Maternity health care in the United States is in a dire place, as outlined by a string of recent studies and reports.

An analysis published this month found one-third of the nation's counties do not have access to a hospital or birth center that offers obstetric care – essentially making these regions maternity care 'deserts'.

Meanwhile, the US Centers for Disease Control and Prevention (CDC) report more than 4 out of 5 women who died during pregnancy, or shortly thereafter, could have been saved with proper health care, according to data collected between 2017 and 2019.

Earlier this year, the CDC also reported that Black people are three times more likely to die from a pregnancy-related cause than White people – with variation in the quality of healthcare they receive, structural racism, implicit bias, and underlying chronic conditions contributing to the stark disparities.

Now, two epidemiologists from Harvard University T. H. Chan School of Public Health and Massachusetts General Hospital in Boston are highlighting an even larger cause of maternal death in the US, one that is shockingly overlooked.

In a recent editorial for the BMJ, Rebecca Lawn and Karestan Koenen point out that pregnant people and new mothers are more likely to be murdered than they are to die of pregnancy-related complications such as hypertensive disorders, hemorrhage, or sepsis – the three leading obstetric causes of maternal deaths.

These findings were initially published in Obstetrics & Gynecology in 2021, but given the recent media attention regarding the US maternal health system, Lawn and Koenen think the statistics are worth emphasizing again.

In 2022, another group of researchers found that most pregnancy-associated homicides (those which occurred during pregnancy or within one year of birth) were linked to intimate partner violence and firearms.

In the US between 2008 and 2019, firearms were used in 68 percent of pregnancy-related homicides, the nationwide data analysis showed.

"Preventing men's violence towards women, including gun violence, could save the lives of hundreds of women and their unborn children in the US every year," write Lawn and Koenen.

Violence against women is a global issue, but in the US, the availability of firearms appears to have made the problem much worse. Lawn and Koenen call it a "health emergency for pregnant women."

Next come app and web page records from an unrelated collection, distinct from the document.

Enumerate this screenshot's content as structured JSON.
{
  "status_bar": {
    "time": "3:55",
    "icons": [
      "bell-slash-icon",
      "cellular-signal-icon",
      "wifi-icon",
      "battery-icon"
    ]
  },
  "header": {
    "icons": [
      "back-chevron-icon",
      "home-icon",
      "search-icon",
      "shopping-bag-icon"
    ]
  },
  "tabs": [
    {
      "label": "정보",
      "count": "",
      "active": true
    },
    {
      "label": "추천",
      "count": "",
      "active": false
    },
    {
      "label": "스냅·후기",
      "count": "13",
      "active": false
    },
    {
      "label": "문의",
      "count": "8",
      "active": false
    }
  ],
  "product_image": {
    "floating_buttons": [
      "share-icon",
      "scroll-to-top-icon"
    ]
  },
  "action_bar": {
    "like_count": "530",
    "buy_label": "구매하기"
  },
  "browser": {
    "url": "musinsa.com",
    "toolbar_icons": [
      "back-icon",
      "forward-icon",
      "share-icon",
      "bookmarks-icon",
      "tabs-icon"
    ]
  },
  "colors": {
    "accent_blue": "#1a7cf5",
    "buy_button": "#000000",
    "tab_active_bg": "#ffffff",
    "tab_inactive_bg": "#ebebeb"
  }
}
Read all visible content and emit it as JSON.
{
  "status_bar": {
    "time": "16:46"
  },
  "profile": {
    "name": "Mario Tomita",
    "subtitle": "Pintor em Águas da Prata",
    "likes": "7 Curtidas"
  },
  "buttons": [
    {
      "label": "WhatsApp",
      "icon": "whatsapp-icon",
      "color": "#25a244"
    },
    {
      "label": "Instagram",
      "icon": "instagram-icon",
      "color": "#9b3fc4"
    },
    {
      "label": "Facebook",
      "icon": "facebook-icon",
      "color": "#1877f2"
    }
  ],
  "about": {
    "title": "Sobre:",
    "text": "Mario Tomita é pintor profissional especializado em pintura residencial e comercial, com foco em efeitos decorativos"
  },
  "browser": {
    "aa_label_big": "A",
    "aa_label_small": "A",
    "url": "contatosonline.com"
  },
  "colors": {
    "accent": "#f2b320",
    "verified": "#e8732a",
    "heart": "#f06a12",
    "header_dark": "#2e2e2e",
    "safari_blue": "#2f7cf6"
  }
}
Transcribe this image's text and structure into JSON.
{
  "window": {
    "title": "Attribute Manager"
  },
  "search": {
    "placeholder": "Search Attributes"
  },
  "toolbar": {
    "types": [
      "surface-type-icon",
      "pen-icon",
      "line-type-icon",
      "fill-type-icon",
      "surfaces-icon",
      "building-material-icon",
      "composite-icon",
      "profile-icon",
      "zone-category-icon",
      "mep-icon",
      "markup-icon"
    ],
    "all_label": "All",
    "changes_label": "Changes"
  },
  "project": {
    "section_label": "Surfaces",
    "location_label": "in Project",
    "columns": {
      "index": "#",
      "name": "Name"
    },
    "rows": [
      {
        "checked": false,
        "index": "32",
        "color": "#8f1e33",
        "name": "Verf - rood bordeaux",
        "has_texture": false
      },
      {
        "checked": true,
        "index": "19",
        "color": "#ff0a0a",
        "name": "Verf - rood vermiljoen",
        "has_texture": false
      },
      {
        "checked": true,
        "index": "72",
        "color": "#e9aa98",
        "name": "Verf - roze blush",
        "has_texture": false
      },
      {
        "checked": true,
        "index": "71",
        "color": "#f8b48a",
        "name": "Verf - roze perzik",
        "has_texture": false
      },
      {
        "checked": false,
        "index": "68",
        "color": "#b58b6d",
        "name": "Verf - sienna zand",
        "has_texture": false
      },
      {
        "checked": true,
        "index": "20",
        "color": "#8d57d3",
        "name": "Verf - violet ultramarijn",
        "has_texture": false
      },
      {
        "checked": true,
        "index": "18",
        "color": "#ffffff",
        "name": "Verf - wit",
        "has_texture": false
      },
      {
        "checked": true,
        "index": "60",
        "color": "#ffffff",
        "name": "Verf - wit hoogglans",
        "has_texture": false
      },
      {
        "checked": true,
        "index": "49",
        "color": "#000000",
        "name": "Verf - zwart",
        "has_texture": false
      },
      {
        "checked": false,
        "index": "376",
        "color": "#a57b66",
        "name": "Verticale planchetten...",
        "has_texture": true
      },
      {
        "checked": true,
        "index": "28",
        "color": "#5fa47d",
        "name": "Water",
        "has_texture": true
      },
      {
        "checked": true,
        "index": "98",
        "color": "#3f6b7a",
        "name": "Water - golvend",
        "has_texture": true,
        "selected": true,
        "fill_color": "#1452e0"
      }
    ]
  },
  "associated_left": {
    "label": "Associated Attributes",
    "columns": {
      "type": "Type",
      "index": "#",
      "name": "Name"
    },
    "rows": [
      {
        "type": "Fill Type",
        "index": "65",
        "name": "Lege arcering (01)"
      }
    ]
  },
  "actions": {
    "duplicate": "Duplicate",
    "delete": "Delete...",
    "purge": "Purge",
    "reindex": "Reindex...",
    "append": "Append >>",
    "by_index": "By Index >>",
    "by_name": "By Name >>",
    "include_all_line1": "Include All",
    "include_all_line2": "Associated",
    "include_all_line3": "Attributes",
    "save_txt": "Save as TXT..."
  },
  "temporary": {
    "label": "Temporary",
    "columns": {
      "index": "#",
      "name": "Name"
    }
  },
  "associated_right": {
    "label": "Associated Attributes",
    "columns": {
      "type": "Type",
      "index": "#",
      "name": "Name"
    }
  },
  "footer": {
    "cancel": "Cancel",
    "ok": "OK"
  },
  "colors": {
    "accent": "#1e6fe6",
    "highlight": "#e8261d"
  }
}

The two epidemiologists argue that more restrictions on firearms and better regulation of firearms are desperately needed to protect those who are pregnant. While the editorial does not acknowledge that transgender men and non-binary people can also become pregnant, violence against these groups occurs at staggering rates.

The recent and rapid unraveling of abortion care in many states of the US will, in all likelihood, make pregnancy-related homicide worse, the authors predict.

In abusive relationships, they explain, unintended or unwanted pregnancies have the potential to exacerbate the risk of homicide.

Black women are already three times more likely to be killed by a partner during or shortly after pregnancy compared to White or Hispanic women, and they are also more likely to suffer from restricted access to abortion services. Together, these two risk factors could prove extremely dangerous.

Trans people in the US also have relatively few options for terminating a pregnancy compared to other cohorts, due to a range of social, financial, and systemic factors.

"Research to identify risk factors for homicide in pregnancy is critical to prevention," the editorial argues.

"However, better quality data are needed for further analyses: recent studies have been limited by large amounts of missing data on the pregnancy status of women who have been killed. Detail on relationships and patterns of abuse leading to homicide during pregnancy and in the postpartum period is also minimal in large datasets."

As mounting evidence shows, pregnancy-associated homicide is one of the most preventable causes of maternal death in the US. It's high time it was taken seriously.

The editorial was published in the BMJ.